## Goal of the exercise
Pull every "name" line out of the data below.

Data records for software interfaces
• • • • •

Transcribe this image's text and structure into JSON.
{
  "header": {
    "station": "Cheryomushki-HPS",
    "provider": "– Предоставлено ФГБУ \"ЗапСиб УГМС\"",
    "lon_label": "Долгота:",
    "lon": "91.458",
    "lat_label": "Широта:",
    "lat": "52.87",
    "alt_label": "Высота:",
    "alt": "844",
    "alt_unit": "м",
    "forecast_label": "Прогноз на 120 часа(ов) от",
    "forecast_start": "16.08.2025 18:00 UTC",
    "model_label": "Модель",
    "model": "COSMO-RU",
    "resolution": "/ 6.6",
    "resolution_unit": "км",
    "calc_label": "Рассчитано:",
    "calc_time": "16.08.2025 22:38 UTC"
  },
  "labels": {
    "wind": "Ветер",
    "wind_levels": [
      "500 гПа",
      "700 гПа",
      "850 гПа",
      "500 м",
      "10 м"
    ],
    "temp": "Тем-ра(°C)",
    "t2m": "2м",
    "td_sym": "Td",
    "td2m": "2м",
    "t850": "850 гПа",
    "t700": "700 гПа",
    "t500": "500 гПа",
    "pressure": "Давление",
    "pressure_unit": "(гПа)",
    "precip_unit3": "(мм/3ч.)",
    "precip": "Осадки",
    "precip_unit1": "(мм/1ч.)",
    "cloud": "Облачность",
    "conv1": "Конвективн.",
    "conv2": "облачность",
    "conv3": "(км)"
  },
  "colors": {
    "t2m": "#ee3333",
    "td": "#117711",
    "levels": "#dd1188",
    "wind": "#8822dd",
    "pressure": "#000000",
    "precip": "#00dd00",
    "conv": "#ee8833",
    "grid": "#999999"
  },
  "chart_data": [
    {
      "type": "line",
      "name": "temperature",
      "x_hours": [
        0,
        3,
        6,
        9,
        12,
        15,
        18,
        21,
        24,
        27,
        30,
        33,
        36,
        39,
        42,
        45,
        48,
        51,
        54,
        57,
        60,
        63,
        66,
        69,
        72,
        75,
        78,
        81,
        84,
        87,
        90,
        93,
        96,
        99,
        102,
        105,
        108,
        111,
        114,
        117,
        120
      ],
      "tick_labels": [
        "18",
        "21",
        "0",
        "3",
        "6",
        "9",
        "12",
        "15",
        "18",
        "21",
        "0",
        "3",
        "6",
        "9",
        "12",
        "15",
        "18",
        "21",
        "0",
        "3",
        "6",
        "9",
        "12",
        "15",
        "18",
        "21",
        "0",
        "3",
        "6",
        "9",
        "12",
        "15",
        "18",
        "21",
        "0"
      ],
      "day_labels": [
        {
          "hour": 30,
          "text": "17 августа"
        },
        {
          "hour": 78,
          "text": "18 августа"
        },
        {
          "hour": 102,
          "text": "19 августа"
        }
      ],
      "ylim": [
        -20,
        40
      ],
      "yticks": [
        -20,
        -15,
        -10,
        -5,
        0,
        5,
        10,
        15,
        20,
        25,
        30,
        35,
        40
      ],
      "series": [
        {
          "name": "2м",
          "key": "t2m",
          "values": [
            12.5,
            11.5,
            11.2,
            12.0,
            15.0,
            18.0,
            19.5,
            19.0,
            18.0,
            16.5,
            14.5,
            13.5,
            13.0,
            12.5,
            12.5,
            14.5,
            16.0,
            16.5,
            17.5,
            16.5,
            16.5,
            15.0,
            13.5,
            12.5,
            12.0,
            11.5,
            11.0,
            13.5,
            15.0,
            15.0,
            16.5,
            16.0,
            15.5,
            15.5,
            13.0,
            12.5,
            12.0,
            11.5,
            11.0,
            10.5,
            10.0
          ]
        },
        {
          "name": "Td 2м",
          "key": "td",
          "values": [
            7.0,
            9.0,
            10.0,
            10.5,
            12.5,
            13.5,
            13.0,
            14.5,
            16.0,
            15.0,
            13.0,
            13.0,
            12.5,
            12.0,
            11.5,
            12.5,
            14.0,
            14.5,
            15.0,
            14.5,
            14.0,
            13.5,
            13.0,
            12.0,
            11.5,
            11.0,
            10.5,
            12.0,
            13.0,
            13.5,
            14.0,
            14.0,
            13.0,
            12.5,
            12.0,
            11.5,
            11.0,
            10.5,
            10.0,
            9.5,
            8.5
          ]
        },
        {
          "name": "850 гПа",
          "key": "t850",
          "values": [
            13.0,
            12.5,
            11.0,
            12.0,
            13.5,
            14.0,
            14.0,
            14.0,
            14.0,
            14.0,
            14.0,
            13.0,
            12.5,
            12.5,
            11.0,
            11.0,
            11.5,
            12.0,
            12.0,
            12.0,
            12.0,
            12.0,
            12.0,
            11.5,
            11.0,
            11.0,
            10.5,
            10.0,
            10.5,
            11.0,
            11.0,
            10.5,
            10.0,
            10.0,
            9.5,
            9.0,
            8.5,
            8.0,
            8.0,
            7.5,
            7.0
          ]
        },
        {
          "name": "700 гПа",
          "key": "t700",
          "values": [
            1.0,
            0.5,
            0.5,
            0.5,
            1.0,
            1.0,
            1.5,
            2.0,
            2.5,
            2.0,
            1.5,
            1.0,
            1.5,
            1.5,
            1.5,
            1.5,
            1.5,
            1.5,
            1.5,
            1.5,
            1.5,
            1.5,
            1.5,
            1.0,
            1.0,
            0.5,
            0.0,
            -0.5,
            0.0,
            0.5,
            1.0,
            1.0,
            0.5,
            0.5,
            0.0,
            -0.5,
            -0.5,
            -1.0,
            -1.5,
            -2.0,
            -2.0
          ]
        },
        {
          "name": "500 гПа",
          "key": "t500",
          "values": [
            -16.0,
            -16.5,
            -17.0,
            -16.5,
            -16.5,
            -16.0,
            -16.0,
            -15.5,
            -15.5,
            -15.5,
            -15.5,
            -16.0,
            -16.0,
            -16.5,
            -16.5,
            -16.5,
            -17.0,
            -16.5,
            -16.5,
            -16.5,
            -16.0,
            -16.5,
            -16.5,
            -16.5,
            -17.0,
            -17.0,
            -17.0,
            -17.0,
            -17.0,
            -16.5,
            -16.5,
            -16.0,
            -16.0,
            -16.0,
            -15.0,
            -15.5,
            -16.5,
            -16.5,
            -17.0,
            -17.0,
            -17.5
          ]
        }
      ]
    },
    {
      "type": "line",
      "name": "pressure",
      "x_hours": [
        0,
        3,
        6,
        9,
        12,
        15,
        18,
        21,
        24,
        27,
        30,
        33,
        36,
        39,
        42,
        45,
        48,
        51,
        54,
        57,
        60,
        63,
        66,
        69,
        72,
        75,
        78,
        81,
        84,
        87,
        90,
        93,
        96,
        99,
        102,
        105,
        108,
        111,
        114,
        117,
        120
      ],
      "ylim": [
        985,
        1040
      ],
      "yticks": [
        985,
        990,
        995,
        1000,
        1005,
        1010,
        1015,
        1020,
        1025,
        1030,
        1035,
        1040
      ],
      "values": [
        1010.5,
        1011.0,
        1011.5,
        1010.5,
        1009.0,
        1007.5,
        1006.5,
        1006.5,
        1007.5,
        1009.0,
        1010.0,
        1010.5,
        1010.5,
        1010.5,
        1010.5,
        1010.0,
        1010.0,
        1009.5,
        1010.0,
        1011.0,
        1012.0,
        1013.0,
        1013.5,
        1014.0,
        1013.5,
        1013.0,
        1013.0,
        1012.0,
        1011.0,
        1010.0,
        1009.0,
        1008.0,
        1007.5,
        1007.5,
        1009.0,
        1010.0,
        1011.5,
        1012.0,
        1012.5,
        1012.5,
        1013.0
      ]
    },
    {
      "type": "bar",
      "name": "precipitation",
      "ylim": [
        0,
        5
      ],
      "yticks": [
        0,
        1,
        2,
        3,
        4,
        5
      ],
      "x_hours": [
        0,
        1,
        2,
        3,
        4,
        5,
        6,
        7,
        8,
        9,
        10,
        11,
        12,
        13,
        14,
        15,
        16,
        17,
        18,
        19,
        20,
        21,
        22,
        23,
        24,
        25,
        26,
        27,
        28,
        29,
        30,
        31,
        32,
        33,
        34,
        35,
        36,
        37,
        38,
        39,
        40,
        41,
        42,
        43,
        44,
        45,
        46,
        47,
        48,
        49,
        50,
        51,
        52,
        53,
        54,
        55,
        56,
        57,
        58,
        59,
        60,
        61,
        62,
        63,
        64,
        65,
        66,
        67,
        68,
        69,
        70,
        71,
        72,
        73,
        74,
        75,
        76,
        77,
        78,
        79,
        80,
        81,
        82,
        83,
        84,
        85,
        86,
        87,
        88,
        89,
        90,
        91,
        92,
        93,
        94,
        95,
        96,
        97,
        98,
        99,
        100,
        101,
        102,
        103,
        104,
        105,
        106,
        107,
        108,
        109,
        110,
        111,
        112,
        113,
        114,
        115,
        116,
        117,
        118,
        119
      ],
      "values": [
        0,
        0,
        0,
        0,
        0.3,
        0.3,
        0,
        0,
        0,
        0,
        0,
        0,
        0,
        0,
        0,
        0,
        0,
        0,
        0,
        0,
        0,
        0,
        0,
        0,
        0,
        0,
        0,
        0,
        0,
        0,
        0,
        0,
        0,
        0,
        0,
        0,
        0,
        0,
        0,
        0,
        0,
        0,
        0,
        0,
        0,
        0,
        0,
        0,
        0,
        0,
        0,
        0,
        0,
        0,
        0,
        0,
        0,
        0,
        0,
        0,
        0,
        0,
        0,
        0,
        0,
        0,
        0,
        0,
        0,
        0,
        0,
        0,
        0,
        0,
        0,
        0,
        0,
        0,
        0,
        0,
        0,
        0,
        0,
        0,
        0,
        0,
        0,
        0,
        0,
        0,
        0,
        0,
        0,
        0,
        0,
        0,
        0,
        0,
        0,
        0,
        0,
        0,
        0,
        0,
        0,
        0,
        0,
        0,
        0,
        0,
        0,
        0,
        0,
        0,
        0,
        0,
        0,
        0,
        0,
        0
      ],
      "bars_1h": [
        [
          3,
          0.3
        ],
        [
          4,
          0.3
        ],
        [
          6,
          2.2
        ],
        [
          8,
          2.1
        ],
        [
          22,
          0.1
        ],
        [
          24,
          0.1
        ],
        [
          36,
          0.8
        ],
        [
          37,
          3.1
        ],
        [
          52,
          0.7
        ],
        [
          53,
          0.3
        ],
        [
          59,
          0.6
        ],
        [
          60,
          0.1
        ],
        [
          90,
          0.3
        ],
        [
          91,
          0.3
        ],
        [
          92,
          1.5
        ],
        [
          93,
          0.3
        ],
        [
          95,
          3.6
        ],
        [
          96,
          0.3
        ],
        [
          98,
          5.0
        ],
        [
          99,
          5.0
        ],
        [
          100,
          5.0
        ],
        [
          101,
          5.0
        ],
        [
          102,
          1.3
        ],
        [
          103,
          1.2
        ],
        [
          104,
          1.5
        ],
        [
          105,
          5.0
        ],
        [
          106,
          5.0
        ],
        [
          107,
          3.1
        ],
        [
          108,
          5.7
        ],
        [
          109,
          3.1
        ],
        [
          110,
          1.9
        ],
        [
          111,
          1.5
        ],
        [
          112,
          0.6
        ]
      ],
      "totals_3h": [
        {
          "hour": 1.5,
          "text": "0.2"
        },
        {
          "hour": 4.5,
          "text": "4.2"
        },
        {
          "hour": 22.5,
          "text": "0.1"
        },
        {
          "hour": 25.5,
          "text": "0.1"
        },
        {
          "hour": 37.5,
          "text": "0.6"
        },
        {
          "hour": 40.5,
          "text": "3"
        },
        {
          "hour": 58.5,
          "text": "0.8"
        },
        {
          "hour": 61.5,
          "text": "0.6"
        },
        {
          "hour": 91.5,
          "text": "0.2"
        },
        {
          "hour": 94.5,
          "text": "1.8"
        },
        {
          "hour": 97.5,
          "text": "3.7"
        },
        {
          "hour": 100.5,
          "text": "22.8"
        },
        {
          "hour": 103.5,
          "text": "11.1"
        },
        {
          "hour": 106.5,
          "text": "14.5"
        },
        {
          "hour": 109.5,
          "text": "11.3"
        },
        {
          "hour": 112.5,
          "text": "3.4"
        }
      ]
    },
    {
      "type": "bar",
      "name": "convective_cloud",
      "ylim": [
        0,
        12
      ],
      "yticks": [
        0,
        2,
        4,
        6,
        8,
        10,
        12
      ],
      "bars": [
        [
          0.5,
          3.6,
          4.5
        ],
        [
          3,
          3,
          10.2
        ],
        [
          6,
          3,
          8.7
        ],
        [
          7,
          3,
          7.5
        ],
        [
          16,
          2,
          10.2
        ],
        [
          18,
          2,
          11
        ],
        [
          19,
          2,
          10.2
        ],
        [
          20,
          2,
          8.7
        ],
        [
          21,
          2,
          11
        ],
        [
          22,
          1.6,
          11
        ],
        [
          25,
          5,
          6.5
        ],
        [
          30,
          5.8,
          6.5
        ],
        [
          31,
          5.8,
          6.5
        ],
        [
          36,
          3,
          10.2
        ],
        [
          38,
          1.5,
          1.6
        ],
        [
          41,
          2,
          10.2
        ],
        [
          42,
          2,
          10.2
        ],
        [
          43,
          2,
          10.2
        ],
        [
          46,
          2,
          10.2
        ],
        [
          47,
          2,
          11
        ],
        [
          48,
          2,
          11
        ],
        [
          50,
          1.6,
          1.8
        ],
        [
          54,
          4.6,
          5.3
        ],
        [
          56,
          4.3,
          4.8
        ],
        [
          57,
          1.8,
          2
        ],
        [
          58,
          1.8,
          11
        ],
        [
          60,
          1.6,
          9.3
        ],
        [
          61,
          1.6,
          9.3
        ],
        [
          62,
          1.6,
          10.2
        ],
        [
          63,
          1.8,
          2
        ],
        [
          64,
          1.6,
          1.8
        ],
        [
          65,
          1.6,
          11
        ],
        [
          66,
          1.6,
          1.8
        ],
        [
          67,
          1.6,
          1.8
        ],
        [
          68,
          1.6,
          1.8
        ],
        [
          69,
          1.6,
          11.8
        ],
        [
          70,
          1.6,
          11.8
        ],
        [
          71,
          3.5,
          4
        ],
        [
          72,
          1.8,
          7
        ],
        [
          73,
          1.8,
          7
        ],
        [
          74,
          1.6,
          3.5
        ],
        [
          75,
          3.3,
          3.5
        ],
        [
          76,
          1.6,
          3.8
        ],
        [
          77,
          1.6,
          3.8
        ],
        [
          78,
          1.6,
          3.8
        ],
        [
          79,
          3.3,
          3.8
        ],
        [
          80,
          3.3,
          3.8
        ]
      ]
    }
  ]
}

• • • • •

## Response area
      "name": "temperature",
          "name": "2м",
          "name": "Td 2м",
          "name": "850 гПа",
          "name": "700 гПа",
          "name": "500 гПа",
      "name": "pressure",
      "name": "precipitation",
      "name": "convective_cloud",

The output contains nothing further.